Let's talk Halo.

First released in 2001 as an Xbox launch title, Halo: Combat Evolved was a huge hit and has been cited by more than one person as the secret to the Xbox's success. First-person shooters always do well, and Halo was no exception. There was, however, a catch. Halo CE was an Xbox exclusive. Getting a piece of one of the best sci-fi adventures in years meant dropping $299 on a brand new shiny Xbox.

And you know what? That's bulls***.

Ever since the dawn of gaming, console exclusives have been a constant pain in our collective rears. Mario doesn't appear outside Nintendo systems. Master Chief goes only with Microsoft products. Ratchet & Clank's adventures are confined to consoles made by Sony. If you want to experience all of these great series, well, that's too bad. You have the equally unattractive options of shelling out to buy all three consoles or saving your money and missing out. It's such a shame that so many gamers don't get to experience a series just because it's on a system which they don't have. Besides, appearing on only one console doesn't help a game. It's a corporate f*** you.


The sad part is that console exclusives work. Killer apps sell hardware. Who knows how many people bought an Xbox 360 only for Halo 3? Heck, the only reason I still keep my Wii is for Super Mario Galaxy. The Big Three have a death grip on us, and they know it.

Of course, gamers aren't the only ones getting screwed over. Developers usually get the short end of the stick in terms of lost revenue. This wasn't such a huge deal back in the days of small development teams, but it's practically criminal today. Making games has ballooned into a million-dollar enterprise, and the simple fact of the matter is that many games do not make a lot of money. The average game costs $15 million to make. Some games don't even recoup that.
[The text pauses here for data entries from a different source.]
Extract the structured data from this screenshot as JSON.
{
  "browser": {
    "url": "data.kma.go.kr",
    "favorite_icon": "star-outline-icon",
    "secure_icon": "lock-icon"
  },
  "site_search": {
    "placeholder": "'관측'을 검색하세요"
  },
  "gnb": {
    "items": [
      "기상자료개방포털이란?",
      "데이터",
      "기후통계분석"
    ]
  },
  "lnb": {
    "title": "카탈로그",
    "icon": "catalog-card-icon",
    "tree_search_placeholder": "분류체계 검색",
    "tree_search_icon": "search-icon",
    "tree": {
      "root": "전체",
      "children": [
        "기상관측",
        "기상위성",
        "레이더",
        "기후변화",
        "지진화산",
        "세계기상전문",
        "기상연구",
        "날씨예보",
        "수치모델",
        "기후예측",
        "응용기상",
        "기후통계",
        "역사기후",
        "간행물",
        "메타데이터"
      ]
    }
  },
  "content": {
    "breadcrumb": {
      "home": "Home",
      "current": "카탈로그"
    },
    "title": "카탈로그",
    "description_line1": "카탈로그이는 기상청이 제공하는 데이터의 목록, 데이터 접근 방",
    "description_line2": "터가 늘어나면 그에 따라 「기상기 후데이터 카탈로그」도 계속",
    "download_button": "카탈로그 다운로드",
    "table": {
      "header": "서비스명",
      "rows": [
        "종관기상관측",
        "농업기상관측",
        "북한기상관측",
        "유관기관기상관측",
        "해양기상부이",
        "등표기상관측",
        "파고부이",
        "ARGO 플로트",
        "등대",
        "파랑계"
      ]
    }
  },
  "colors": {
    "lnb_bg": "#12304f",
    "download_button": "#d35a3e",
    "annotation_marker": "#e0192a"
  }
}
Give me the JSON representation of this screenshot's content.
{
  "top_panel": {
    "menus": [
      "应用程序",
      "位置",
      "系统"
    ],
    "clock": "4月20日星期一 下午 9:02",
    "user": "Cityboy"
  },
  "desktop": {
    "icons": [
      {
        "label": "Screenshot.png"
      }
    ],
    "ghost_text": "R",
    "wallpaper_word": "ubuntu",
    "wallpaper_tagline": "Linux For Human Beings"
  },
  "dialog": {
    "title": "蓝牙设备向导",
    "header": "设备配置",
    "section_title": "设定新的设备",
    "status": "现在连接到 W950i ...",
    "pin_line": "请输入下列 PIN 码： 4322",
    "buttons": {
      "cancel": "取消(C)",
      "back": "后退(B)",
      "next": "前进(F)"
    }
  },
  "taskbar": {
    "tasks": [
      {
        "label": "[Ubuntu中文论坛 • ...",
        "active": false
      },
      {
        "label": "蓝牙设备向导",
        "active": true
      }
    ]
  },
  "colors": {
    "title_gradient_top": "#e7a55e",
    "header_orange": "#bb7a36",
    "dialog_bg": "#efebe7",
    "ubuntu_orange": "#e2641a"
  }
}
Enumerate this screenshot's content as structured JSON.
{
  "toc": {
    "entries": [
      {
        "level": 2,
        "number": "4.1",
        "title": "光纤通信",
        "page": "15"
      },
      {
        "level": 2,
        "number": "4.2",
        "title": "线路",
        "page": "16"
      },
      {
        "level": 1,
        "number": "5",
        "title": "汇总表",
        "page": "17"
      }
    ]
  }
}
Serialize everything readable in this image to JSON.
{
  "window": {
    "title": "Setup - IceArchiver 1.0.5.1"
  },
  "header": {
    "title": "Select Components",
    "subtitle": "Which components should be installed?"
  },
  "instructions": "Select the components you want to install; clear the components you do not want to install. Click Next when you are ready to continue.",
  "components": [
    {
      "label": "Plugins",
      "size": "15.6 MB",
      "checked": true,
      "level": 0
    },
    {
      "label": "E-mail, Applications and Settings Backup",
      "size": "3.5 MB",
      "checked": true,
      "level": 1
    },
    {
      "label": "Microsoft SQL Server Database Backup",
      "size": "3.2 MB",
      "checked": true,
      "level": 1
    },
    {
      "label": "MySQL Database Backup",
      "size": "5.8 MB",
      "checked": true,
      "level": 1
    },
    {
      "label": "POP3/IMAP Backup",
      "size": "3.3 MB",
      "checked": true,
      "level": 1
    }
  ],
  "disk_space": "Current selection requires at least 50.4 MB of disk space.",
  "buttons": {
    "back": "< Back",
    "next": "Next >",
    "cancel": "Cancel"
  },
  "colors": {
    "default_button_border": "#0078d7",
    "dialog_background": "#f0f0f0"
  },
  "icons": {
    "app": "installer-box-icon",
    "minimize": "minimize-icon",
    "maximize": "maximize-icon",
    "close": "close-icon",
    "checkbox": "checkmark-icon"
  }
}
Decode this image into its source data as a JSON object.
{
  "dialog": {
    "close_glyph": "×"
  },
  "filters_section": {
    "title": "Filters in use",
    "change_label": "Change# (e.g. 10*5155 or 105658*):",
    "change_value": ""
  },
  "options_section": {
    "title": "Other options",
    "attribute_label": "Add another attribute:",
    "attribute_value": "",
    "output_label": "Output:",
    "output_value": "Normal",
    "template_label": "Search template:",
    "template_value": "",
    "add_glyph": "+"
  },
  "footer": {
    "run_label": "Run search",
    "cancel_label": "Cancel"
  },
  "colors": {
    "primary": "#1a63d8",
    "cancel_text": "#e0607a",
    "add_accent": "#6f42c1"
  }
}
These days, developers and publishers alike are always looking for ways to make more money off their games (see EA's "Cerberus Network" shenanigans with Mass Effect 2). Having their games confined to a single system is a huge financial burden that overburdened developers shouldn't have to shoulder.

She doesn't put up with any shenanigans.

Console exclusives are really a terrible practice, and the three companies are not above exploiting it. Gamers lose out and developers lose out. The only winners are the hardware companies. But, do they really need more money? Consoles will still sell without exclusives. Gamers are dedicated to their hobby, and they'll still buy consoles.

So, my request to Nintendo/Microsoft/Sony is simple. No more exclusives. I understand that they'll need some kind of victory over each other for corporate cheerleading, but there are other ways. Devil May Cry set a great example by making its special edition available only to PS3 owners. Gabe Newell, the head of Valve who is notorious for his irrational hatred of all things Sony, finally gave up at E3 and admitted that Portal 2 will be coming to the PS3. Things like that show how the industry is making real progress away from immature rivalries. There's certainly hope for the future.

Console exlcusives are at best a hinderance, and at worst an financial punch in the gut. They're bad for everyone. Well, everyone except for the Big Three, but the only loyalty I owe Microsoft is a middle finger for bricking my Xbox outside the warranty. In the end, exclusives need to go. Give 'em the boot.

Like so.